When considering colic surgery for a foal or an adult horse, a number of factors come into play, most notably cost of surgery, prognosis for survival and recovery, distance to the surgical facility, and whether the horse is insured. It is helpful for horse owners to make a decision to pursue surgery based on the likelihood of a favorable outcome.
At the 2022 American Association of Equine Practitioners Convention held Nov. 18-22 in San Antonio, Texas, Sara Erwin, BS, a DVM/PhD student at North Carolina State University, in Raleigh, discussed survival rates of horses experiencing strangulating small intestine (SI) lesions. In the retrospective study, she compared survival rates of foals to adult horses in surgical cases between 2000 and 2020 at multiple referral hospitals across the United States.
Specifically, Erwin compared outcomes for foals younger than six months of age to outcomes for adult horses ages 2 to 20. More than half the foals in the study experienced a volvulus (twist) of the small intestines, and most were younger than two months of age. Of the adults, commonly-occurring volvulus peaked at ages 6 to 9, and strangulating lipomas commonly occurred at ages 17 to 20.

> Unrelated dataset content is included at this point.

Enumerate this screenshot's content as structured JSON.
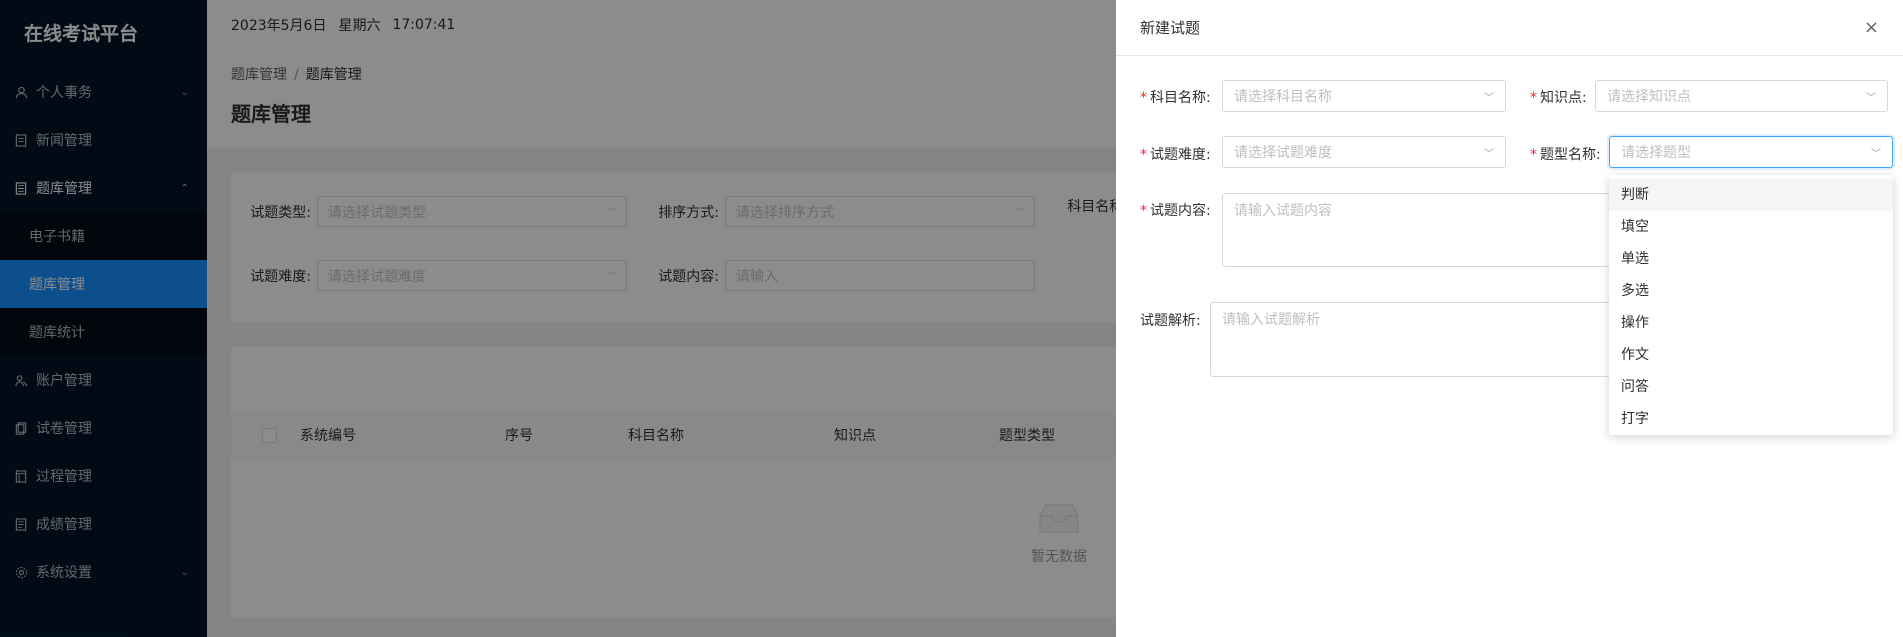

The study results indicate that neither age, breed, nor gender affect survival. Resection (cutting away portions of the intestines) did not affect survival in either age group. Horses were not more or less likely to recover from a particular lesion type. All age groups had similar incidences of intra-operative resection or euthanasia.
Short-term survival following surgical correction of SI strangulation was similar in both age groups: 24/25 foals and 66/75 adults. Many of the horses were lost to follow-up one month post-operatively, but 12/13 adults and 4/5 foals were doing well at that time point.